Growing up during the early 90s, the world felt like a tumultuous place for Phephelaphi Dube.
“The nightly news would broadcast wars in Kuwait, Bosnia-Herzegovina and Rwanda,” she recalls.
“Then they’d move on to the violence that gripped our townships and in rural KwaZulu-Natal. It made me want to understand conflict and how best to maintain a peaceful society.”
It was through following the CODESA talks that she began to grasp the important quest for a national blueprint that both represents and protects everyone’s interests.
“I firstly understood our constitution to be a peace treaty, but also a document which allowed every South African to achieve their fullest potential.”
Today Dube is about to reach her two-year milestone mark as director of the Centre for Constitutional Rights (CFCR), a unit of the FW de Klerk Foundation.
“The opportunities I have had so far in my life—for example, my ability to access higher education through an institution such as Stellenbosch University where, in the past, I would not have been permitted—are largely as a result of the constitution.”
Dube, who first joined the FW de Klerk Foundation in 2014 as legal officer, describes the organisation as an advocate for the constitution.
“We work to ensure that constitutional values and norms are respected by the state and the private sector. Our vision is to promote the constitution as a blueprint which ensures that the quality of life for all citizens is improved.”
To date there have been several important moments.
“One of them is Human Rights Day, because that’s when we release the results of our year-long research into the state’s performance of its constitutional obligations.
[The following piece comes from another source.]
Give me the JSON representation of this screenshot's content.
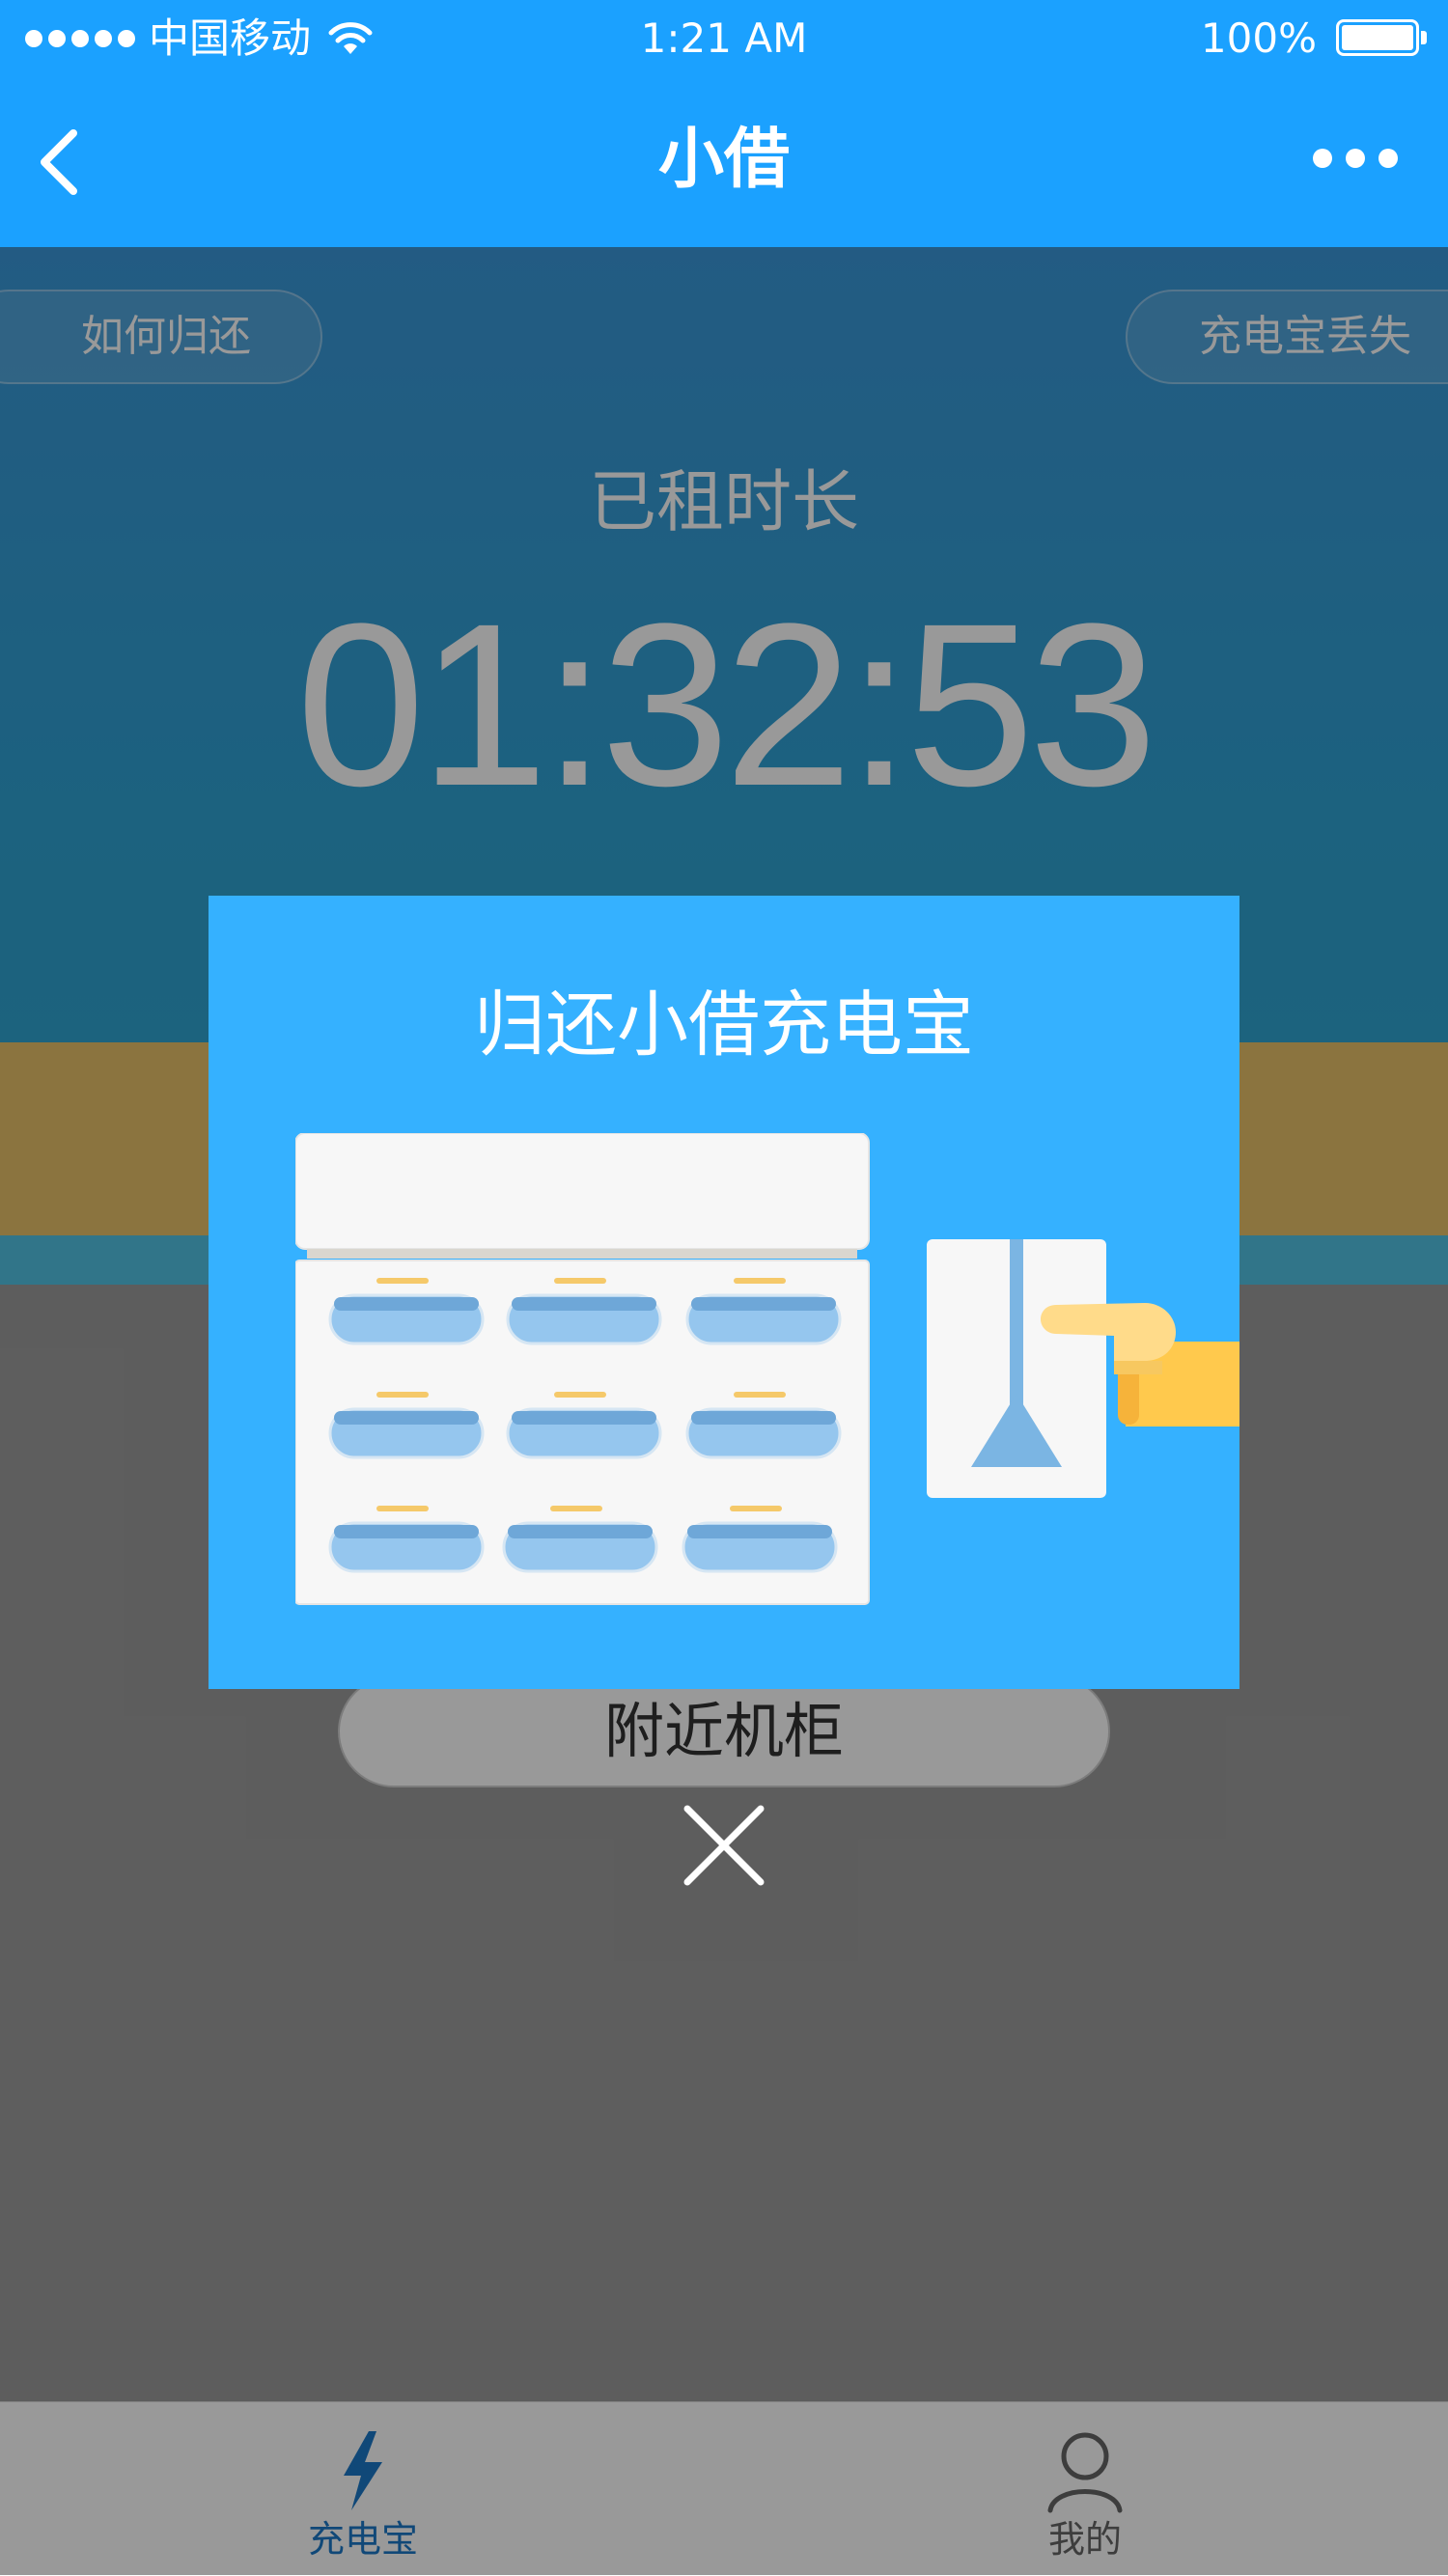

“I regard our Human Rights Report Card as a very important tool for measuring the success of South Africa’s constitutional democracy.”
Dube describes the report as a factual, objective assessment—free of anecdotes and hyperbole, and able to help to understand South Africa’s journey as a constitutional democracy.
One of the more challenging aspects of her position is to make submissions to
parliamentary committees on various bills.
“I often get attacked for pointing out how bills and draft laws can be improved to further realise constitutional rights, because some members of parliament view such
suggestions as attacks on their respective political parties.”
Why does she think there is such a disconnect between what the constitution promises, and that of the lived experience of the average South African?
“I largely blame weak political leadership, as well as poorly-run public institutions.”
She goes on to say that there have been some notable achievements by the state since 1994 in the delivery of goods — including social security and housing.
“However, the fact that our education remains of a poor quality — combined with reported state corruption and maladministration — means that these achievements are undermined.”
Because of the high levels of poverty, many South Africans distrust the state, which, in turn, weakens the country’s social cohesion. To what extent does she believe the average South African is aware of his or her constitutional rights?
“In general, most South Africans are aware of the existence of the constitution but are perhaps unaware of the finer details or nuances surrounding certain provisions.
“For example, most rights come with limitations, which can be interpreted as meaning that in exercising one’s rights, one should also be mindful of the rights of others.”
- By Steyn du Toit -